The House of Delegates will vote Thursday morning on amendments to the chamber’s proposed $50 billion budget for fiscal year 2022.
In recent weeks, the proposed budget has undergone a dramatic transformation, as tax revenues came in higher than expected, Congress passed a massive stimulus package that will send direct aid to the state’s coffers and Gov. Lawrence J. Hogan Jr. (R) submitted a series of supplemental budget bills to distribute federal funding and recognize state employees who have worked through the pandemic.
“Like everything else in this past year, completing the work of the budget has been far from normal,” House Appropriations Chairwoman Maggie L. McIntosh (D-Baltimore City) said Wednesday.
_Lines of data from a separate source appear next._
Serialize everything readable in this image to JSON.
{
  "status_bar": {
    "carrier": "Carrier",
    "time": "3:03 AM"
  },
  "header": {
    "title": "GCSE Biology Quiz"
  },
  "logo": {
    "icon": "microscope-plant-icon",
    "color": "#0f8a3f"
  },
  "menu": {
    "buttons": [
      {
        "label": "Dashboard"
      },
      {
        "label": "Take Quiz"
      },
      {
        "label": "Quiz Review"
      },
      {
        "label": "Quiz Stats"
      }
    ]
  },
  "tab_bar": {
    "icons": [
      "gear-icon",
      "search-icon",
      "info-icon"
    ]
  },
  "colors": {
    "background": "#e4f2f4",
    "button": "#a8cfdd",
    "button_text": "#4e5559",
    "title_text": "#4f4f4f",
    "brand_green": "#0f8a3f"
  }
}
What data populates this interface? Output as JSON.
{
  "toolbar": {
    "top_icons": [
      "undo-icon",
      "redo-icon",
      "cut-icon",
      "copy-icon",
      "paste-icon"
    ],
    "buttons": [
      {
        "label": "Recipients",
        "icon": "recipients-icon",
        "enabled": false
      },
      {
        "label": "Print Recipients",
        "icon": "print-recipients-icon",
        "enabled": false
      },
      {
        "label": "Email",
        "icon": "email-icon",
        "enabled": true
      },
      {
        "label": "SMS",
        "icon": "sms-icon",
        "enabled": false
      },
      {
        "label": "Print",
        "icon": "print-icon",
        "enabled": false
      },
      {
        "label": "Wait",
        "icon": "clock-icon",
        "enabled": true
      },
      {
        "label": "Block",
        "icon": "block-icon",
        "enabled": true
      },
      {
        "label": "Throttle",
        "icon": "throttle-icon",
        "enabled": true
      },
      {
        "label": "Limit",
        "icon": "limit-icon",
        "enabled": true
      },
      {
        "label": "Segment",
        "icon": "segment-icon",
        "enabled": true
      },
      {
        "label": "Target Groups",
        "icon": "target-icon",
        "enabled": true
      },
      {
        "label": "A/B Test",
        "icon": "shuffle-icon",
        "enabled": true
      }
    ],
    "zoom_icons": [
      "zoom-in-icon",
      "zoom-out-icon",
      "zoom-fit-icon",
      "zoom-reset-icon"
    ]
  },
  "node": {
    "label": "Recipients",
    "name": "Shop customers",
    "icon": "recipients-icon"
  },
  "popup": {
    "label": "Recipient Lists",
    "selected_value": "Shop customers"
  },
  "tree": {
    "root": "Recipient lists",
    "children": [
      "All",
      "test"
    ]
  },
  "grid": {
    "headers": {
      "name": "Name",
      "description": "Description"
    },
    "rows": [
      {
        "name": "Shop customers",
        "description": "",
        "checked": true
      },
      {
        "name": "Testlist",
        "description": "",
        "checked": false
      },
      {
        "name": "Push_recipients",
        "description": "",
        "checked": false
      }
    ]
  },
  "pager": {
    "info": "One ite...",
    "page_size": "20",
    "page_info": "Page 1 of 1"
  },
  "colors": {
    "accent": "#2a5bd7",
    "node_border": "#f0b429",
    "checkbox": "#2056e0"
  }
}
The committee’s proposed budget leaves the state with more than $1.8 billion in cash reserves and wipes out forecasted budget shortfalls for the next two years. The plan results in a structural surplus of $262 million forecast by 2026.
However, McIntosh cautioned that the recent revenue writeup and infusion of federal funds simply brought the state closer to where fiscal analysts thought the budget would be before the pandemic set in.
The ending fund balance of $743 million is the result of reductions of more than $657 million, in addition to other fiscal maneuvers.
“As we move forward, we must remember that large parts of our population and our economy still struggle. Recovery will be a multi-year process. And that may leave our economy reshaped in ways that we can not yet imagine,” McIntosh said. “That is why it is extremely important for us to be responsible with the funds we have available, to insure that we are not only providing immediate relief for those who need help, but also doing what we can to support the long-term recovery. This budget does that.”
The budget bill includes $687 million in state spending and $585 million in tax relief, guided by the bipartisan RELIEF Act, which Hogan and legislative leaders passed as a top priority early this legislative session.
The committee’s proposal also restores several cuts originally proposed by Hogan, including $29.8 million to support independent colleges and universities and $26.6 million for community colleges. Total community college funding for the year is up more than 9% to $371.5 million.
The amended budget includes more than $7.5 billion for public schools, including an increase of more than $228 million for local school systems.
Medicaid funding totals $13.5 billion, a $623 million increase, to support more than 1.5 million people, including more than 150,000 who have enrolled for health coverage during the pandemic.
More work to do
After the House met Wednesday, Hogan introduced a $1.08 billion fourth supplemental budget, which includes the restoration of the community college cut, more than $200 million to expand rental assistance programs, $230 million for transportation infrastructure projects, and allocates more than $225 million in federal stimulus funding for minority-serving colleges and universities.